Entries taken from a collection:
####################

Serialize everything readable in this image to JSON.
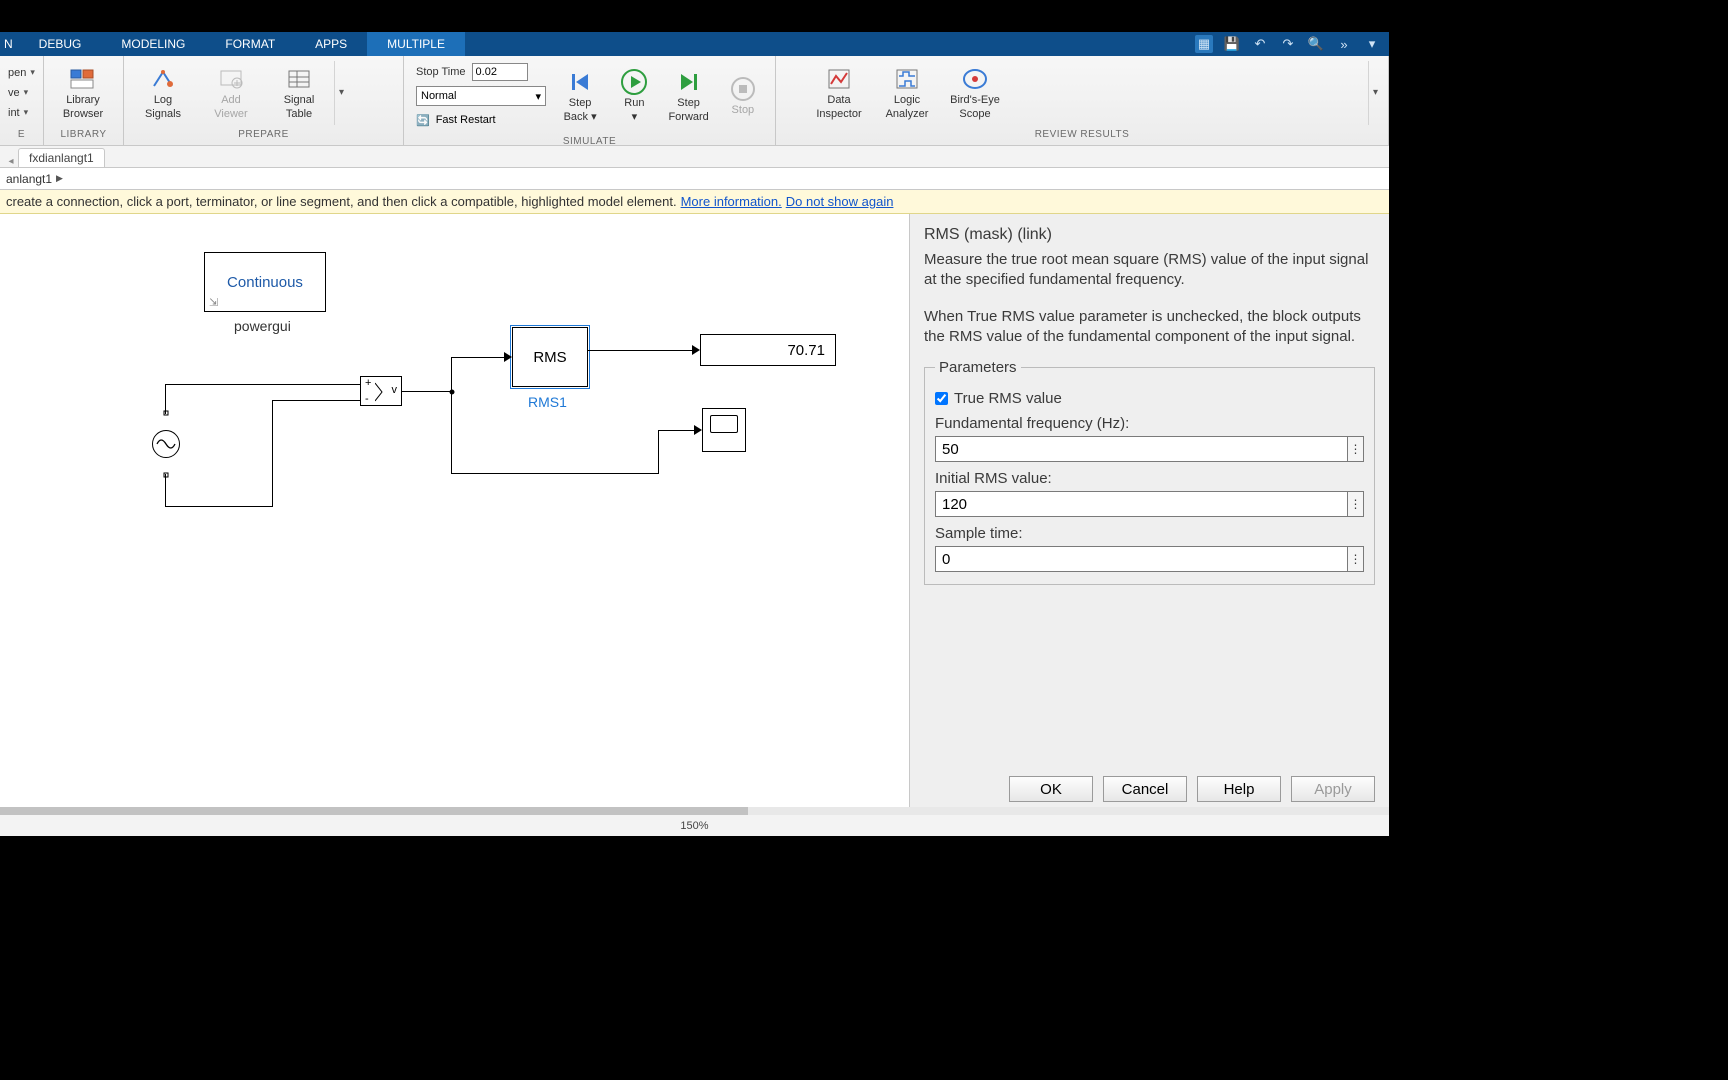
{
  "ribbon": {
    "tabs": [
      "N",
      "DEBUG",
      "MODELING",
      "FORMAT",
      "APPS",
      "MULTIPLE"
    ],
    "active": "MULTIPLE",
    "left_menu": {
      "items": [
        "pen",
        "ve",
        "int"
      ]
    },
    "library": {
      "label1": "Library",
      "label2": "Browser",
      "group": "LIBRARY"
    },
    "prepare": {
      "log1": "Log",
      "log2": "Signals",
      "add1": "Add",
      "add2": "Viewer",
      "sig1": "Signal",
      "sig2": "Table",
      "group": "PREPARE"
    },
    "simulate": {
      "stop_label": "Stop Time",
      "stop_value": "0.02",
      "mode": "Normal",
      "fast": "Fast Restart",
      "step_back1": "Step",
      "step_back2": "Back",
      "run": "Run",
      "step_fwd1": "Step",
      "step_fwd2": "Forward",
      "stop": "Stop",
      "group": "SIMULATE"
    },
    "review": {
      "di1": "Data",
      "di2": "Inspector",
      "la1": "Logic",
      "la2": "Analyzer",
      "be1": "Bird's-Eye",
      "be2": "Scope",
      "group": "REVIEW RESULTS"
    }
  },
  "filetab": "fxdianlangt1",
  "breadcrumb": "anlangt1",
  "infobar": {
    "text": "create a connection, click a port, terminator, or line segment, and then click a compatible, highlighted model element. ",
    "more": "More information.",
    "dismiss": "Do not show again"
  },
  "diagram": {
    "powergui_label": "Continuous",
    "powergui_name": "powergui",
    "rms_label": "RMS",
    "rms_name": "RMS1",
    "display_value": "70.71",
    "vm_plus": "+",
    "vm_minus": "-",
    "vm_v": "v"
  },
  "panel": {
    "title": "RMS (mask) (link)",
    "desc1": "Measure the true root mean square (RMS) value of the input signal at the specified fundamental frequency.",
    "desc2": "When True RMS value parameter is unchecked, the block outputs the RMS value of the fundamental component of the input signal.",
    "legend": "Parameters",
    "true_rms": "True RMS value",
    "freq_label": "Fundamental frequency (Hz):",
    "freq_value": "50",
    "init_label": "Initial RMS value:",
    "init_value": "120",
    "st_label": "Sample time:",
    "st_value": "0",
    "ok": "OK",
    "cancel": "Cancel",
    "help": "Help",
    "apply": "Apply"
  },
  "status": {
    "zoom": "150%"
  }
}
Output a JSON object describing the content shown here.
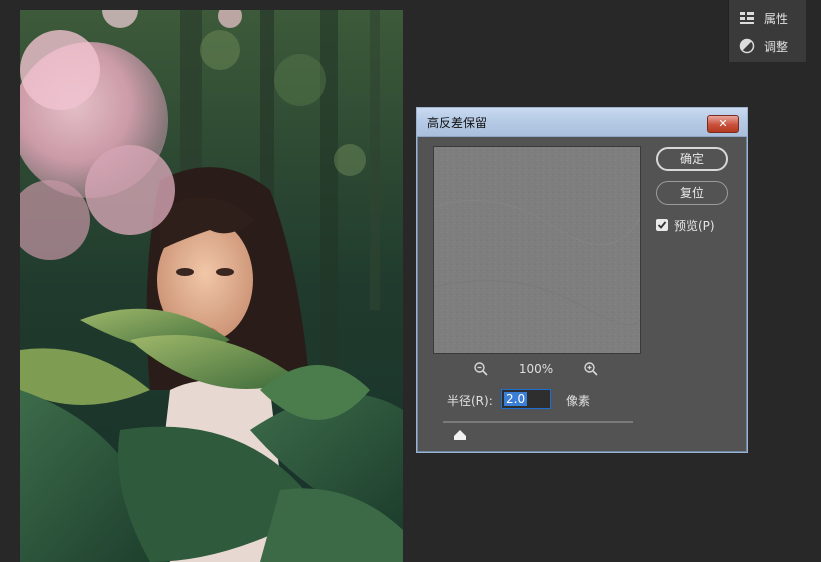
{
  "side_panel": {
    "items": [
      {
        "label": "属性",
        "icon": "properties-icon"
      },
      {
        "label": "调整",
        "icon": "adjustments-icon"
      }
    ]
  },
  "dialog": {
    "title": "高反差保留",
    "close_label": "✕",
    "ok_label": "确定",
    "reset_label": "复位",
    "preview_label": "预览(P)",
    "preview_checked": true,
    "zoom_level": "100%",
    "radius_label": "半径(R):",
    "radius_value": "2.0",
    "radius_unit": "像素"
  },
  "colors": {
    "dialog_bg": "#535353",
    "title_bar": "#b7cbe6",
    "close_button": "#c9503a",
    "selection": "#3b7ed6"
  }
}
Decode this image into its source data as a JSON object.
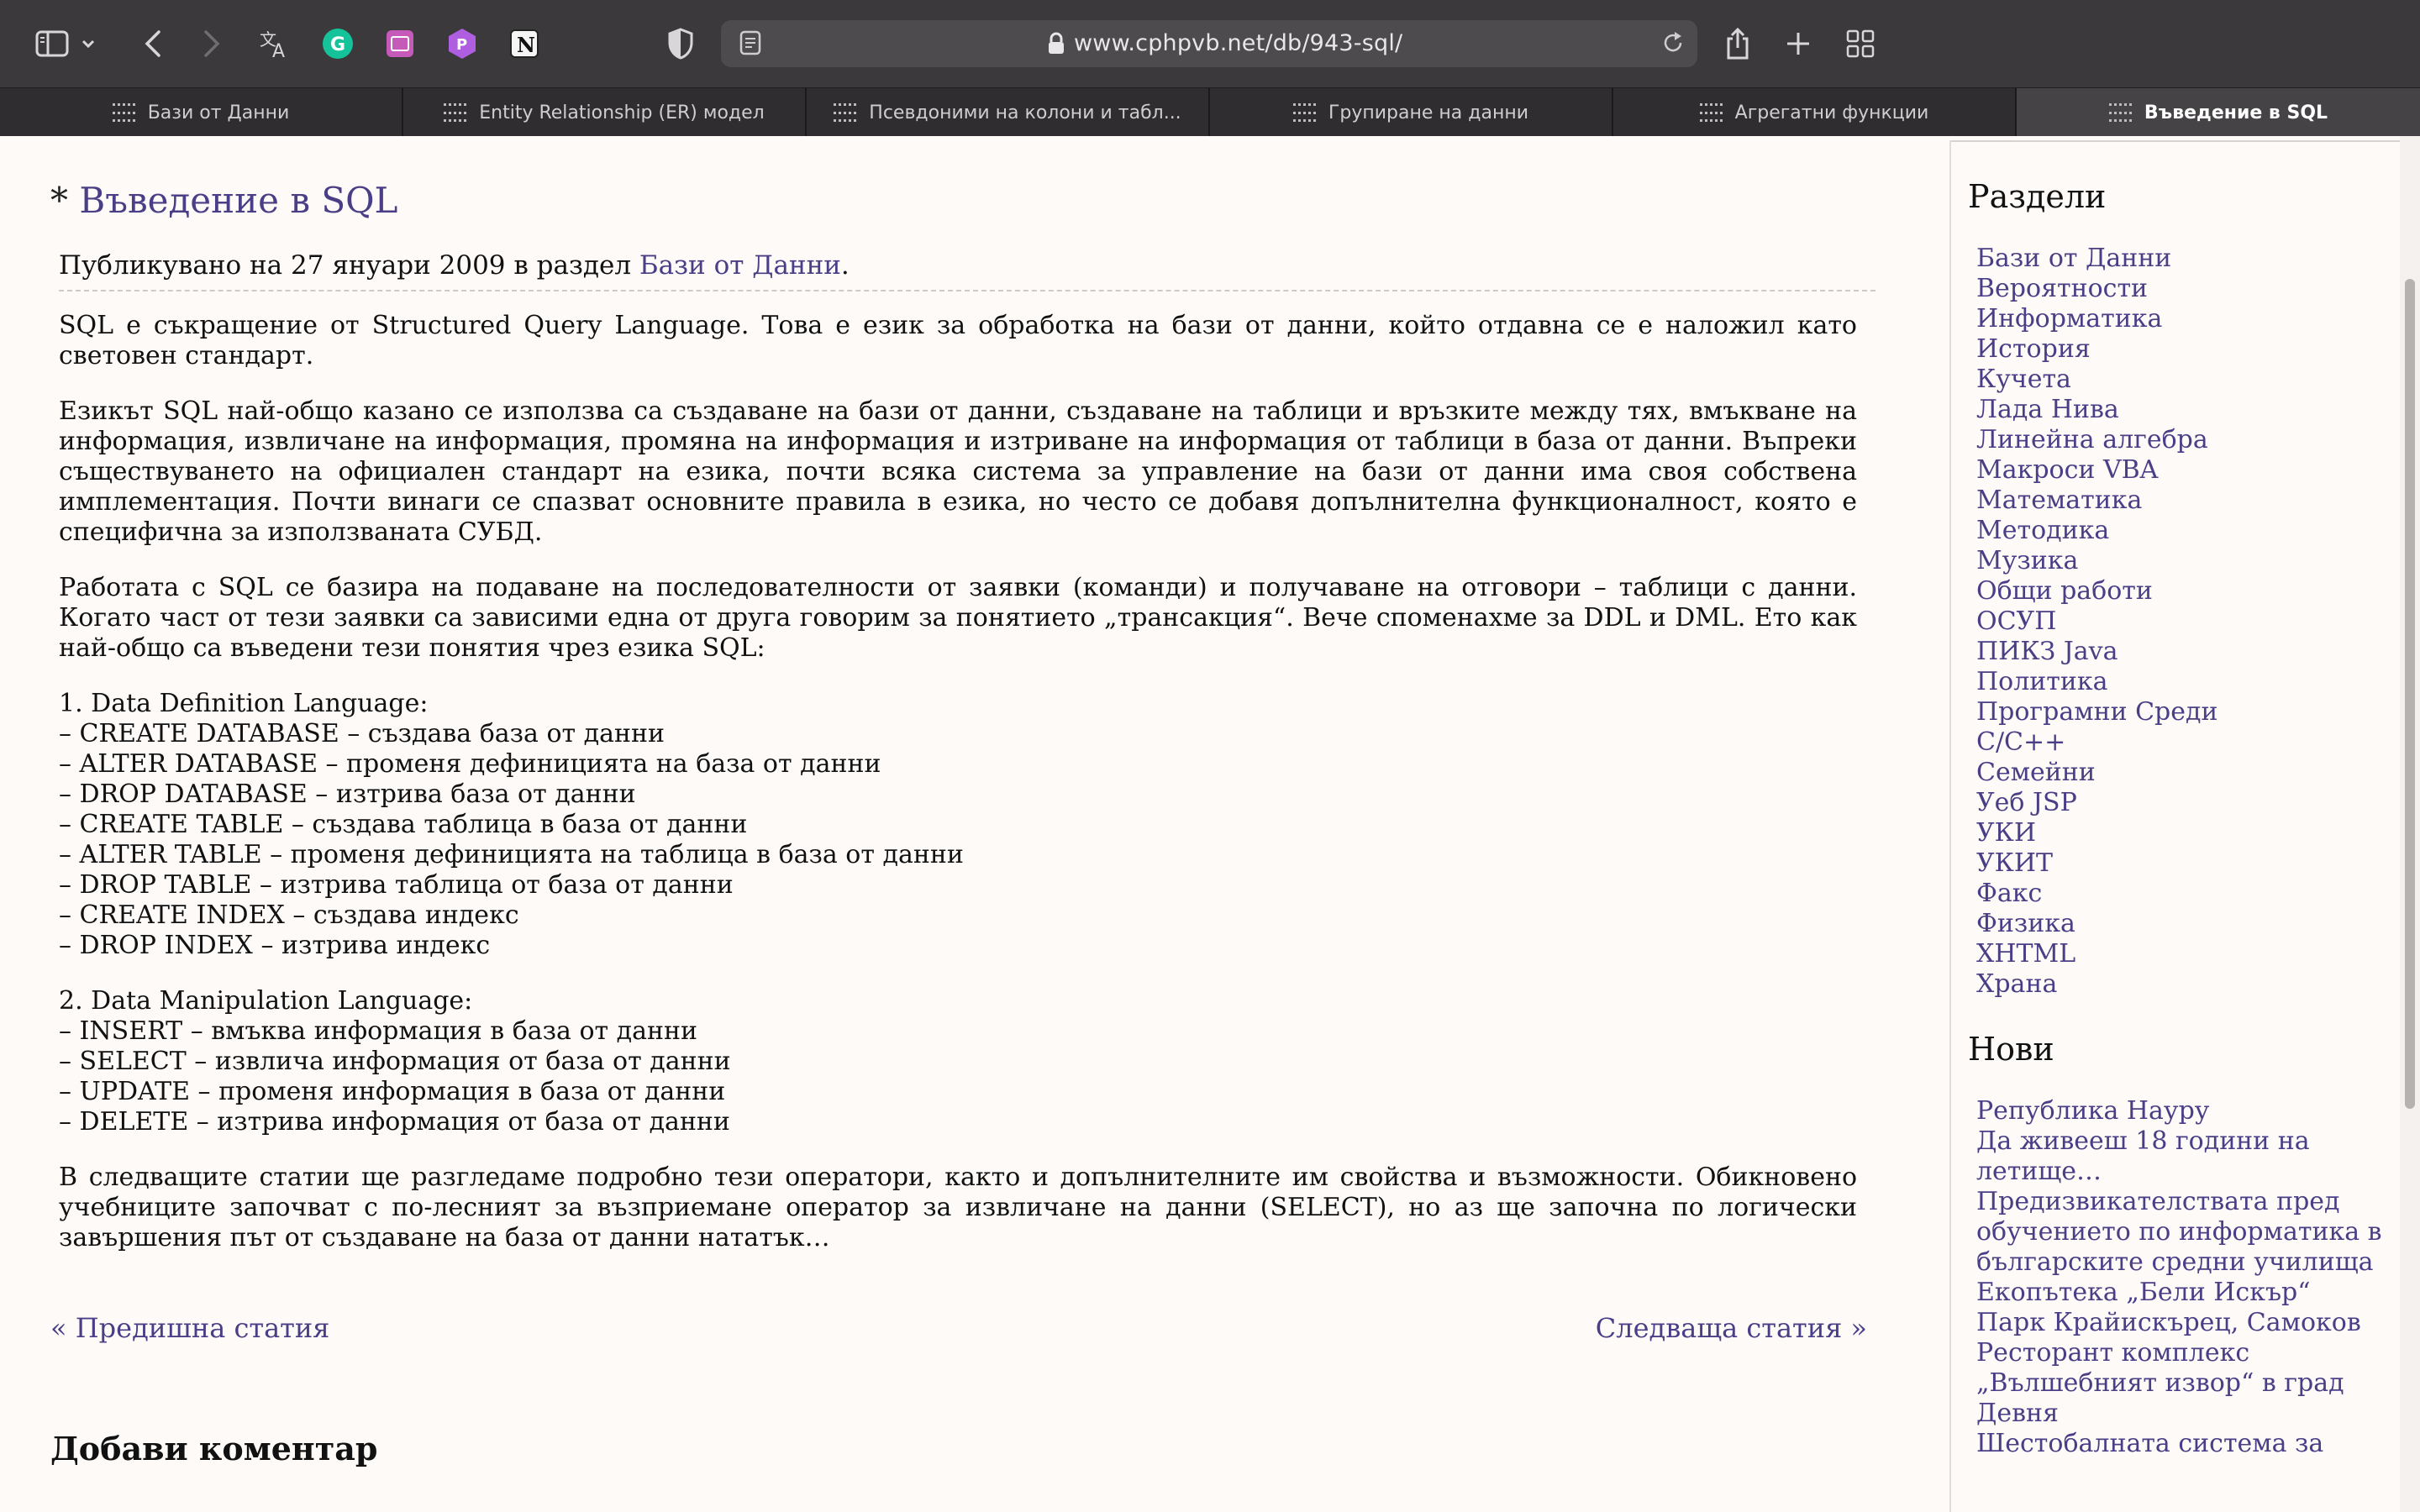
{
  "browser": {
    "url": "www.cphpvb.net/db/943-sql/",
    "tabs": [
      {
        "label": "Бази от Данни",
        "active": false
      },
      {
        "label": "Entity Relationship (ER) модел",
        "active": false
      },
      {
        "label": "Псевдоними на колони и табл...",
        "active": false
      },
      {
        "label": "Групиране на данни",
        "active": false
      },
      {
        "label": "Агрегатни функции",
        "active": false
      },
      {
        "label": "Въведение в SQL",
        "active": true
      }
    ],
    "icons": [
      "sidebar-icon",
      "chevron-down-icon",
      "back-icon",
      "forward-icon",
      "translate-icon",
      "grammarly-icon",
      "extension-icon",
      "extension-icon",
      "notion-icon",
      "privacy-shield-icon",
      "reader-icon",
      "lock-icon",
      "reload-icon",
      "share-icon",
      "new-tab-icon",
      "tab-overview-icon"
    ]
  },
  "post": {
    "title_prefix": "*",
    "title": "Въведение в SQL",
    "meta_text": "Публикувано на 27 януари 2009 в раздел",
    "meta_category": "Бази от Данни",
    "meta_end": ".",
    "paragraphs": [
      "SQL е съкращение от Structured Query Language. Това е език за обработка на бази от данни, който отдавна се е наложил като световен стандарт.",
      "Езикът SQL най-общо казано се използва са създаване на бази от данни, създаване на таблици и връзките между тях, вмъкване на информация, извличане на информация, промяна на информация и изтриване на информация от таблици в база от данни. Въпреки съществуването на официален стандарт на езика, почти всяка система за управление на бази от данни има своя собствена имплементация. Почти винаги се спазват основните правила в езика, но често се добавя допълнителна функционалност, която е специфична за използваната СУБД.",
      "Работата с SQL се базира на подаване на последователности от заявки (команди) и получаване на отговори – таблици с данни. Когато част от тези заявки са зависими една от друга говорим за понятието „трансакция“. Вече споменахме за DDL и DML. Ето как най-общо са въведени тези понятия чрез езика SQL:"
    ],
    "ddl_list": [
      "1. Data Definition Language:",
      "– CREATE DATABASE – създава база от данни",
      "– ALTER DATABASE – променя дефиницията на база от данни",
      "– DROP DATABASE – изтрива база от данни",
      "– CREATE TABLE – създава таблица в база от данни",
      "– ALTER TABLE – променя дефиницията на таблица в база от данни",
      "– DROP TABLE – изтрива таблица от база от данни",
      "– CREATE INDEX – създава индекс",
      "– DROP INDEX – изтрива индекс"
    ],
    "dml_list": [
      "2. Data Manipulation Language:",
      "– INSERT – вмъква информация в база от данни",
      "– SELECT – извлича информация от база от данни",
      "– UPDATE – променя информация в база от данни",
      "– DELETE – изтрива информация от база от данни"
    ],
    "closing_paragraph": "В следващите статии ще разгледаме подробно тези оператори, както и допълнителните им свойства и възможности. Обикновено учебниците започват с по-лесният за възприемане оператор за извличане на данни (SELECT), но аз ще започна по логически завършения път от създаване на база от данни нататък…",
    "prev_link": "« Предишна статия",
    "next_link": "Следваща статия »",
    "comment_heading": "Добави коментар"
  },
  "sidebar": {
    "sections_heading": "Раздели",
    "sections": [
      "Бази от Данни",
      "Вероятности",
      "Информатика",
      "История",
      "Кучета",
      "Лада Нива",
      "Линейна алгебра",
      "Макроси VBA",
      "Математика",
      "Методика",
      "Музика",
      "Общи работи",
      "ОСУП",
      "ПИКЗ Java",
      "Политика",
      "Програмни Среди",
      "C/C++",
      "Семейни",
      "Уеб JSP",
      "УКИ",
      "УКИТ",
      "Факс",
      "Физика",
      "XHTML",
      "Храна"
    ],
    "new_heading": "Нови",
    "new_posts": [
      "Република Науру",
      "Да живееш 18 години на летище…",
      "Предизвикателствата пред обучението по информатика в българските средни училища",
      "Екопътека „Бели Искър“",
      "Парк Крайискърец, Самоков",
      "Ресторант комплекс „Вълшебният извор“ в град Девня",
      "Шестобалната система за"
    ]
  }
}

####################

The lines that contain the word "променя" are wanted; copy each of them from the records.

      "– ALTER DATABASE – променя дефиницията на база от данни",
      "– ALTER TABLE – променя дефиницията на таблица в база от данни",
      "– UPDATE – променя информация в база от данни",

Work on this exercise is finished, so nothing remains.